The pair established distributor Brand Blvd in St. Catharines, Ontario, in 2007 with an approach similar to a traditional advertising agency and a focus on creating brand name recognition through branded merchandise. They describe the company’s agency-type model, with its full design team and extra services that traditional distributorships may not offer, as a big differentiator in the industry. “We’re always pushing away from the commodity of what our industry is, and I think this is a big reason why we were strategic with this approach,” says Lichtenberger. “It’s not about the product, but what we can do with the product.” 

One obvious indicator of the progressive culture at Brand Blvd is the absence of catalogs in the office. Rather than pursuing specific products, the team invests in the prospect and illustrates its marketing capabilities early on through the design department.

“We don’t always do what the customer thinks they want to do. We drill down to find the best solution that the customer may not be able to see from the start,” says Sinclair. “For example, so many clients say, ‘I need an online store,’ and it’s not always the best fit for them.” 

The duo says they focus on saving their customers time and money, getting innovative ideas in front of them and selling what the product can do and how it makes people feel.

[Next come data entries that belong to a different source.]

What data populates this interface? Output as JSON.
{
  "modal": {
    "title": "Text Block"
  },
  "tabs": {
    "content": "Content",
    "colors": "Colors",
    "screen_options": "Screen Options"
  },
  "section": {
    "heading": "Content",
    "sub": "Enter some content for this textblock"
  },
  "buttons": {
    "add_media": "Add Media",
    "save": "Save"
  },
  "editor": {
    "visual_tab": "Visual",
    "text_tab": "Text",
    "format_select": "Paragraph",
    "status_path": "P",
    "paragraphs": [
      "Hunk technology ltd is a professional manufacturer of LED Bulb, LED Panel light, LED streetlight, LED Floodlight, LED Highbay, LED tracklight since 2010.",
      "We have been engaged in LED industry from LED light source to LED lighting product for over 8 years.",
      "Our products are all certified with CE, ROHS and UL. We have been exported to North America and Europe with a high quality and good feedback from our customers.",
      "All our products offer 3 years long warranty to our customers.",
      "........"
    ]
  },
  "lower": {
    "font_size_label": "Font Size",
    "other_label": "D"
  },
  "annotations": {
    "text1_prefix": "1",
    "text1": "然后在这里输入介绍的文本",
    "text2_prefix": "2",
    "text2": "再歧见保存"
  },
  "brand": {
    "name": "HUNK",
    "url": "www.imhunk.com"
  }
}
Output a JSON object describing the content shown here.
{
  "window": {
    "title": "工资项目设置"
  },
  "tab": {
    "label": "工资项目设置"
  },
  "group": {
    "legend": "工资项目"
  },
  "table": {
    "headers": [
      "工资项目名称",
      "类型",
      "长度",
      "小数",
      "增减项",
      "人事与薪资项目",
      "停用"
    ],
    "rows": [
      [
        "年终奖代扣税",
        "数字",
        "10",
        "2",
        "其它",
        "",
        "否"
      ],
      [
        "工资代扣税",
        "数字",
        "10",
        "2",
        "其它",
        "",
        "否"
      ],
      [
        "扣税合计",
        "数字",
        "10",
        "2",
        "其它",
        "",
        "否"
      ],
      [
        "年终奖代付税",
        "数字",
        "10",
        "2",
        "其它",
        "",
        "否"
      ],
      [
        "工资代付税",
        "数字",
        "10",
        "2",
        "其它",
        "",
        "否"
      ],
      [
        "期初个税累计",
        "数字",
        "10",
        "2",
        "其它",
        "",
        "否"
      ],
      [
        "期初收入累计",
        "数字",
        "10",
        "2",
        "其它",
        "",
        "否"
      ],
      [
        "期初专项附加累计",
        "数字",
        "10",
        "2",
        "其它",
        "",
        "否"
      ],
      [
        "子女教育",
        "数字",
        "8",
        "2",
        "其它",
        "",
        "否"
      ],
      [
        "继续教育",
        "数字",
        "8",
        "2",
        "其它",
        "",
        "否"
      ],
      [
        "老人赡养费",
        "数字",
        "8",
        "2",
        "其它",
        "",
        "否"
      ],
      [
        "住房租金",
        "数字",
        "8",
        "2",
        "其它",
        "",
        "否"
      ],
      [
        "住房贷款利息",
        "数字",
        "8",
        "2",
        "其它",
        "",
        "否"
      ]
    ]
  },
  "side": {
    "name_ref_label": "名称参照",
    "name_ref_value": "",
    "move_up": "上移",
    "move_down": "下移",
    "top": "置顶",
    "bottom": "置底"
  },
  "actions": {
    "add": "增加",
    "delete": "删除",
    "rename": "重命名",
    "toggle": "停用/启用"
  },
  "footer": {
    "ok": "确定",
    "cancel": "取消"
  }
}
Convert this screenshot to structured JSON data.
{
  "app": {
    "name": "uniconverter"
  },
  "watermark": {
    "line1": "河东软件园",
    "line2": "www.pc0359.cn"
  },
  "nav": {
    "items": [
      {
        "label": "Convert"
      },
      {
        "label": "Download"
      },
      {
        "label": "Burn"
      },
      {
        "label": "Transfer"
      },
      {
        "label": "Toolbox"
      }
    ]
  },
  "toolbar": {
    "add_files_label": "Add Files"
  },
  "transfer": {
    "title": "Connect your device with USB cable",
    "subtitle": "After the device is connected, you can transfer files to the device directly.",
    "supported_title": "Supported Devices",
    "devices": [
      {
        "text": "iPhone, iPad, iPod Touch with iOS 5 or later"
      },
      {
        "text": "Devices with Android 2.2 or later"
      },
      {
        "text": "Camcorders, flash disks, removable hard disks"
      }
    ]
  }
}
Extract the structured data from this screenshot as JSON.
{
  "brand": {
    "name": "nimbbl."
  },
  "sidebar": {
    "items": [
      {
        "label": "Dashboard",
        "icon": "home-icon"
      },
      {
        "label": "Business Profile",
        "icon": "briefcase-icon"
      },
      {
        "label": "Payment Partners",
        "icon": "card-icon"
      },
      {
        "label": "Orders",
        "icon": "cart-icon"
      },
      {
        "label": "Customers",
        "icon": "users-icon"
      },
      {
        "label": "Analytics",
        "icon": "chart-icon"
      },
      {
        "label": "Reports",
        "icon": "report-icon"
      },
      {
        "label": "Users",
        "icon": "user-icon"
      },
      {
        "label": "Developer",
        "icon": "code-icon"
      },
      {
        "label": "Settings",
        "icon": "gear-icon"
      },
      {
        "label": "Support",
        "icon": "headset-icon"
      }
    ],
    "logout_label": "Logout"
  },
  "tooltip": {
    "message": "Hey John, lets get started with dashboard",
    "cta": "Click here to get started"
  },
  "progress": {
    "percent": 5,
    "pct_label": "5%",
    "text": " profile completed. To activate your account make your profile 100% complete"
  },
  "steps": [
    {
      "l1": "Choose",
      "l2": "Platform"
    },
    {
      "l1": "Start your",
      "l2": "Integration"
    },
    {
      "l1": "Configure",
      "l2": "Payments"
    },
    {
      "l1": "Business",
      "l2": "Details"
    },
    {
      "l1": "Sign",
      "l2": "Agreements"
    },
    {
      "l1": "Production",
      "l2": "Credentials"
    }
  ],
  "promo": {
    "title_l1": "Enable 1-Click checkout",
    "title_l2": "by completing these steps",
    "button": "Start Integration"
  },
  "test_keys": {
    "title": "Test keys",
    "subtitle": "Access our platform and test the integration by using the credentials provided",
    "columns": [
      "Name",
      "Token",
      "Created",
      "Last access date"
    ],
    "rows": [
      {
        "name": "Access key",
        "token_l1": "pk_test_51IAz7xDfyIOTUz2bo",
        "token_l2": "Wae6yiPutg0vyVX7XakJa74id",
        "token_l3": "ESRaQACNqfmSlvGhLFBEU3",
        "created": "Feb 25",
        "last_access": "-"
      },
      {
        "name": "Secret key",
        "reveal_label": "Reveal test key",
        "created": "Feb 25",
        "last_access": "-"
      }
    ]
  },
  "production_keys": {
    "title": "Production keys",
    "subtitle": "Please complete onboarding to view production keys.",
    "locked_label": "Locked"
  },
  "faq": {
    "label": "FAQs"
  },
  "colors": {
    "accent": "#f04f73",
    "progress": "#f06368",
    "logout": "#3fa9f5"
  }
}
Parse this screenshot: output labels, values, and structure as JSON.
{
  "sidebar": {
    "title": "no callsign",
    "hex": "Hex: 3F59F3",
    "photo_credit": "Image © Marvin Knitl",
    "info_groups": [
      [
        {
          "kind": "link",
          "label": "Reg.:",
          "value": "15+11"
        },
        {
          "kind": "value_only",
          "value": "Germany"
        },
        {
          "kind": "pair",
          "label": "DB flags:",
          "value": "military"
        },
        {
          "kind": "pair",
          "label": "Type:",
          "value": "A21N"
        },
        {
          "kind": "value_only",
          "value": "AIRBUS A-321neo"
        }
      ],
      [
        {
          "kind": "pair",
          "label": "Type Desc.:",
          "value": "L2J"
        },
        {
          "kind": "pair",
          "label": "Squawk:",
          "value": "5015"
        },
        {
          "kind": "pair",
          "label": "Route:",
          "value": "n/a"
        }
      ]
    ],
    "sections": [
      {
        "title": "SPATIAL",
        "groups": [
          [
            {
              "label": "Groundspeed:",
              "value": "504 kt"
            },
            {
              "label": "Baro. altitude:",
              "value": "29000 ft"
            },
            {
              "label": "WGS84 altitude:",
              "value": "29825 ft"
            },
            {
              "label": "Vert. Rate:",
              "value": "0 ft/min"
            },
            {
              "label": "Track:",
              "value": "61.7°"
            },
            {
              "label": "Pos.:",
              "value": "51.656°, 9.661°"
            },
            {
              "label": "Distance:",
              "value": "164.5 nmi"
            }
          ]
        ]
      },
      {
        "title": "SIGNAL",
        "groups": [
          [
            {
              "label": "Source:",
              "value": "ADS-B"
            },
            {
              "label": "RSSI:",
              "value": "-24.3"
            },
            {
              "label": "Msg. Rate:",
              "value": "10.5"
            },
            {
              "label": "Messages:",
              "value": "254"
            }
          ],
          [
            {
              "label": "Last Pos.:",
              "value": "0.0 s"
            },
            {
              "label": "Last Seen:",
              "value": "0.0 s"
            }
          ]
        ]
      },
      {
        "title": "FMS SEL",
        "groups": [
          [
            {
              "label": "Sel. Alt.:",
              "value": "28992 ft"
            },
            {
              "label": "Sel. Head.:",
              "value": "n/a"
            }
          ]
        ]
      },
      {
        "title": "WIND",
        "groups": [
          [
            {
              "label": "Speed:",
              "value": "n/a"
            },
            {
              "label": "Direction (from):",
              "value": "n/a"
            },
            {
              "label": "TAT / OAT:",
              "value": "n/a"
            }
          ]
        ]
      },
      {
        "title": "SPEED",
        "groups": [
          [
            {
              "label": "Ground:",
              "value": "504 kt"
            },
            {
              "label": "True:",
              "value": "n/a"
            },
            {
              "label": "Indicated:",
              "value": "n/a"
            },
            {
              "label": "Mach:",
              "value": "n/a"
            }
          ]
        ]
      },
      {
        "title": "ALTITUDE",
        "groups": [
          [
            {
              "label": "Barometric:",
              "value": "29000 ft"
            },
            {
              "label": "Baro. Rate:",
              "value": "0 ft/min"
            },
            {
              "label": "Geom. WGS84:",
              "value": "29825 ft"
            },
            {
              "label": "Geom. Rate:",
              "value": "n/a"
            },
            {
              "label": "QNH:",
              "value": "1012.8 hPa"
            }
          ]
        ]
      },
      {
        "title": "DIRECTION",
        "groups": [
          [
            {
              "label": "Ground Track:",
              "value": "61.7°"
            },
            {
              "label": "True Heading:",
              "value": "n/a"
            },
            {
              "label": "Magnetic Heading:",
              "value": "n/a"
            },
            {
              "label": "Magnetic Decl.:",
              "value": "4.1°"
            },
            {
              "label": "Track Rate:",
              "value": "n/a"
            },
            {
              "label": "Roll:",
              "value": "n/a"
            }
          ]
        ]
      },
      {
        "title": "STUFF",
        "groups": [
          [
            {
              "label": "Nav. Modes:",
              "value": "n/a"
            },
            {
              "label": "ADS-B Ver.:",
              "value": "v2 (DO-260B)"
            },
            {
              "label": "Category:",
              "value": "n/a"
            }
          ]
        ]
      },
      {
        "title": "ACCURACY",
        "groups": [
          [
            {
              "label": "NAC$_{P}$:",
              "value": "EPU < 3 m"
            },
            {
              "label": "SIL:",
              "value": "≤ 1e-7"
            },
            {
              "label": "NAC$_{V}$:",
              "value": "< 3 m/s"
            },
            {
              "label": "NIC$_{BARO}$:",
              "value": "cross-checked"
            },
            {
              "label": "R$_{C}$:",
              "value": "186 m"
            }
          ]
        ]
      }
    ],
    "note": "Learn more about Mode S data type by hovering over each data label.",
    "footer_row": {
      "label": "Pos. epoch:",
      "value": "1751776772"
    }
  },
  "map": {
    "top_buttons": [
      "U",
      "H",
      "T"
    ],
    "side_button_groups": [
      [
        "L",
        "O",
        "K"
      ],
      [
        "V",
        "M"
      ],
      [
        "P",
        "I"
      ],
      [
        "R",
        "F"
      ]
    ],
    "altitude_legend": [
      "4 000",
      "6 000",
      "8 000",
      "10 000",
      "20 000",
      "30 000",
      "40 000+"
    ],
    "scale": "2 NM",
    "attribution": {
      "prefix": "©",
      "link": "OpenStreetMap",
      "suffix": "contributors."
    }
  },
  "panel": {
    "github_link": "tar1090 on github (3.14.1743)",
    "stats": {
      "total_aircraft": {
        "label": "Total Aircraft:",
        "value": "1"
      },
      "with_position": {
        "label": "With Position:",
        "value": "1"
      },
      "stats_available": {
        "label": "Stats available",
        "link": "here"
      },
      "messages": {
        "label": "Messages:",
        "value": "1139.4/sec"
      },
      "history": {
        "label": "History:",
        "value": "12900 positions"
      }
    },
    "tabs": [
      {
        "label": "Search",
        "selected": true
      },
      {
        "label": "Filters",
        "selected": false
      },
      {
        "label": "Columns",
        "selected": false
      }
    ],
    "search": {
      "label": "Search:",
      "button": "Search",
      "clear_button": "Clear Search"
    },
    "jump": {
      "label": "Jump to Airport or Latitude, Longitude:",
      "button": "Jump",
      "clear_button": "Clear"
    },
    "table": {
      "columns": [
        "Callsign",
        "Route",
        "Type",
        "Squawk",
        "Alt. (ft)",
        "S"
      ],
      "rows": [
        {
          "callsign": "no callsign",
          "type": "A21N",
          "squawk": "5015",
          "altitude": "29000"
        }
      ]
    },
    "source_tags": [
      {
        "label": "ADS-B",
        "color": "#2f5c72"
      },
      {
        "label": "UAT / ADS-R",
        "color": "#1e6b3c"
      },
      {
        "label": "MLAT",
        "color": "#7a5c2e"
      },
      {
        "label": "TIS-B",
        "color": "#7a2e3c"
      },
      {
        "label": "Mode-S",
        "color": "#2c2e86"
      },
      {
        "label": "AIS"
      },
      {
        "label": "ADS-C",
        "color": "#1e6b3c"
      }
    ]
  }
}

True to its origins, the corporate culture at Brand Blvd is “work hard, play hard.” Describing their team as the “Brand Fam,” the priority in hiring is cultural fit, not a skill set. Close-knit friendships are common, and a relaxed, fun work environment is key. But Sinclair clarifies that fun is not what defines their culture; it is also about transparency, core values and integrity.

Rejecting conventional wisdom, new hires are scouted from outside the industry to bring a fresh perspective. Both Lichtenberger and Sinclair also feel strongly about organic growth and promoting from within. “It’s so rewarding to watch someone start at reception and progress to the management team,” says Sinclair. “We don’t want people to be stagnant; we want to grow leaders.”

Lichtenberger and Sinclair stress that they are constantly stepping back from their roles and reevaluating people and positions to make sure that the company is optimally structured. “We try to focus on people’s strengths and put them in a position to succeed,” says Lichtenberger. This philosophy applies to them, too—Lichtenberger’s position is currently Govna, or The Boss, and Sinclair’s title is Minister of External Affairs, or The Good Cop. They have recently challenged each other to shift focus from “leading by example to leading our leaders.” 

The offbeat approach seems to be working. They reminisce about staying afloat in the beginning, and then setting a growth goal of $5 million. After reaching that, they doubled their goal. At the company’s 10-year mark, they’ve made it to the $9 million range, and counting. “It’s not always about the top-line number,” says Lichtenberger. “More important is growing in different avenues, people and the services we offer. But we strongly believe if you’re not growing, you’re dying, so you have to keep evolving.”

For these two workhorses, time outside of the office is a luxury. Lichtenberger and his wife have two young children, so he concentrates on spending time with his family when free time arises. Sinclair confesses that he is trying to find more down time and resist the urge to put in even more hours at Brand Blvd.

A likely result of their farm roots, both Lichtenberger and Sinclair are most comfortable when they’re busy. Self-professed “putterers,” they like to tackle projects that allow them to work with their hands, such as woodworking. Sinclair quips, “If I sit around, I get too antsy, so I have to keep doing things.”

“Yeah, moving keeps us out of trouble,” laughs Lichtenberger. 

But the truth behind the self-deprecating humor and fun is that Brand Blvd was built—and continues to run—on elbow grease, and the results speak for themselves. 

Terry Ramsay is associate editor of PPB.